The maker of a website that allowed users to create their very own signs that imitated those used by London Underground stations across the capital has been forced to take down the service following legal threats from Transport for London lawyers.
Creator Tim Waters, a maps and geospatial developer, said yesterday on his Twitter account: “I’ve been asked by a lawyer from TFL to take down my funny website tubesign.herokuapp.com.”
Waters suggested that the threats may have been the result of a recent high profile fake sign that went viral following the Leytonstone Underground knife attack last week.
A user created a fake sign which carried the viral phrase “#Youaintnomuslimbruv”, a phrase heard spoken by a bystander in a video clip of the attack, which took place on Saturday December 5.
The image received thousands of shares on social media websites Twitter and Facebook, many users believing the message was real.

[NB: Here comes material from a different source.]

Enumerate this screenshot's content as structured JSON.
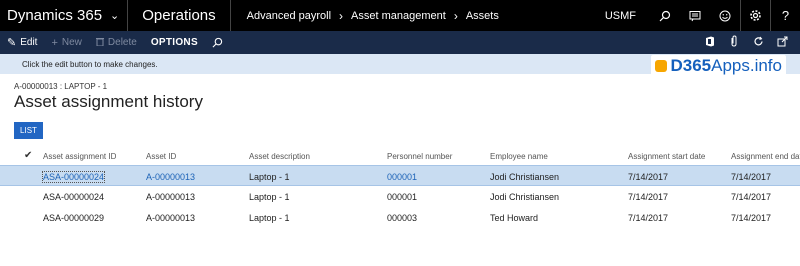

A Transport for London spokesperson told TechWeekEurope: “We have asked the website owner not to use the image of a London Underground customer information sign in this way. It may not have been their intention, but we believe the images created by people using this site have the potential to cause harm and distress to passengers or members of the public who see them. There are instances where they have contained racially offensive messages.”
“In other words – it’s due to fear,” said Waters, alluding to the fact TfL may have been worried people who thought the fake sign was real would believe TfL was engaging in political debate.
“They state it’s the wording of some signs, and people not knowing it’s fake, and poss the use of the TfL roundel in image,” continued Waters.
Waters has also been forced to remove the code, which was always open source, from code repository GitHub.